Fonthill Abbie II was tagged as a first-year bird in Wiltshire in Spring 2016. S/he* must have hatched in the spring of 2015, meaning Abbie has reached his/her fourth birthday this summer.
Abbie has provided us with spring migration data in each of these four years. The first spring migration we tracked in 2016, was the first that Abbie had ever undertaken, and s/he migrated to a breeding site in western Russia, south-west of St. Petersburg. S/he has made the same journey in every subsequent year and provides us with an interesting opportunity to observe how the migration of the same individual changes from one year to the next.
But this pales in comparison to the true veteran of Woodcock Watch: Wensum. Wensum was caught in Norfolk in Spring 2013. She is by far the longest-transmitting satellite-tagged woodcock of the project. When she was tagged, she was more than a year old (we know this because she did not retain any juvenile plumage) and must therefore be at least eight years old now, possible more. We have watched her make the same 1,300 km migration from Germany to Finland every year since 2014 and yet, despite this, she has never returned to Norfolk!
Wensum has been at her usual Finnish breeding site since 30th March and has transmitted in the last few days (31st Aug) to let us know that she is still alive. Wensum is one of the true heroes of Woodcock Watch, not only for the sheer volume of data she has provided, but for the particularly interesting insight into woodcock migration that she has given us.

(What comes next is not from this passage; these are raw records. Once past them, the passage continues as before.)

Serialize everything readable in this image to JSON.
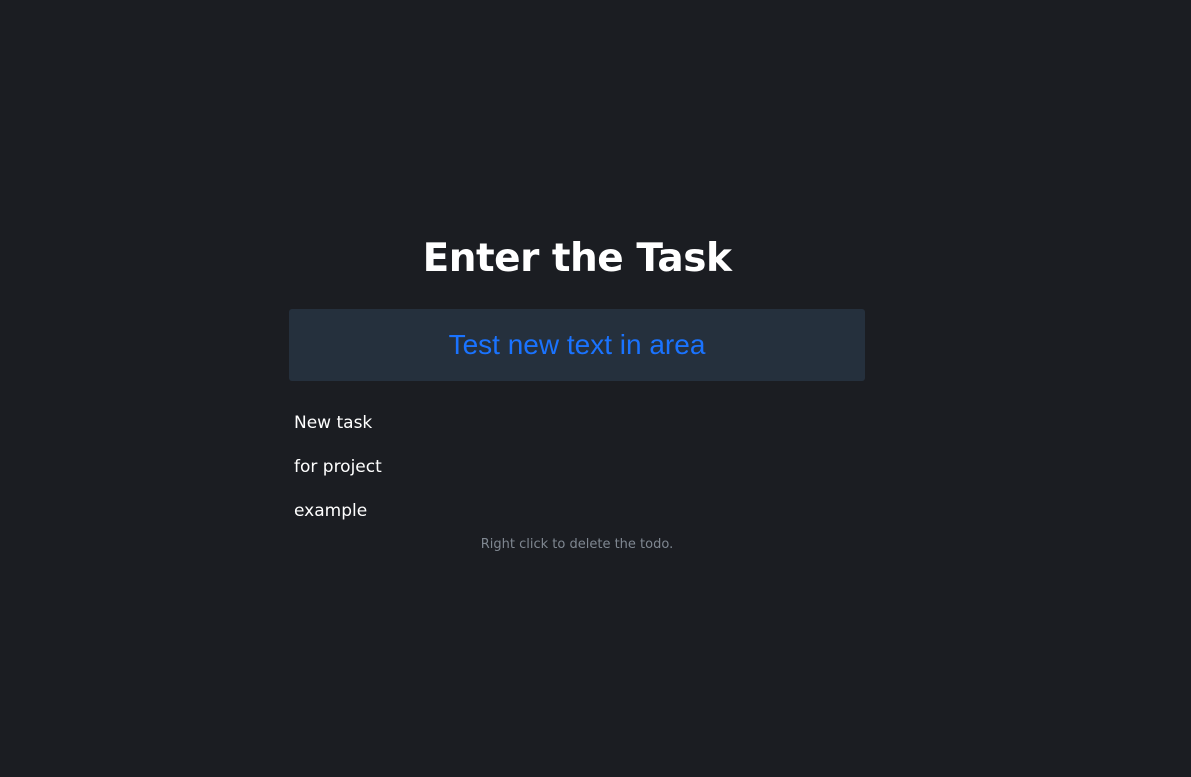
{
  "app": {
    "title": "Enter the Task",
    "input": {
      "value": "Test new text in area",
      "placeholder": ""
    },
    "todos": [
      {
        "text": "New task"
      },
      {
        "text": "for project"
      },
      {
        "text": "example"
      }
    ],
    "hint": "Right click to delete the todo."
  },
  "colors": {
    "background": "#1b1d22",
    "input_background": "#25303d",
    "input_text": "#1a73ff",
    "text": "#ffffff",
    "hint_text": "#7f8791"
  }
}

*Woodcock are sexed according to certain biometrics (bill length, tail length) but for around half of individuals this cannot be done with certainty.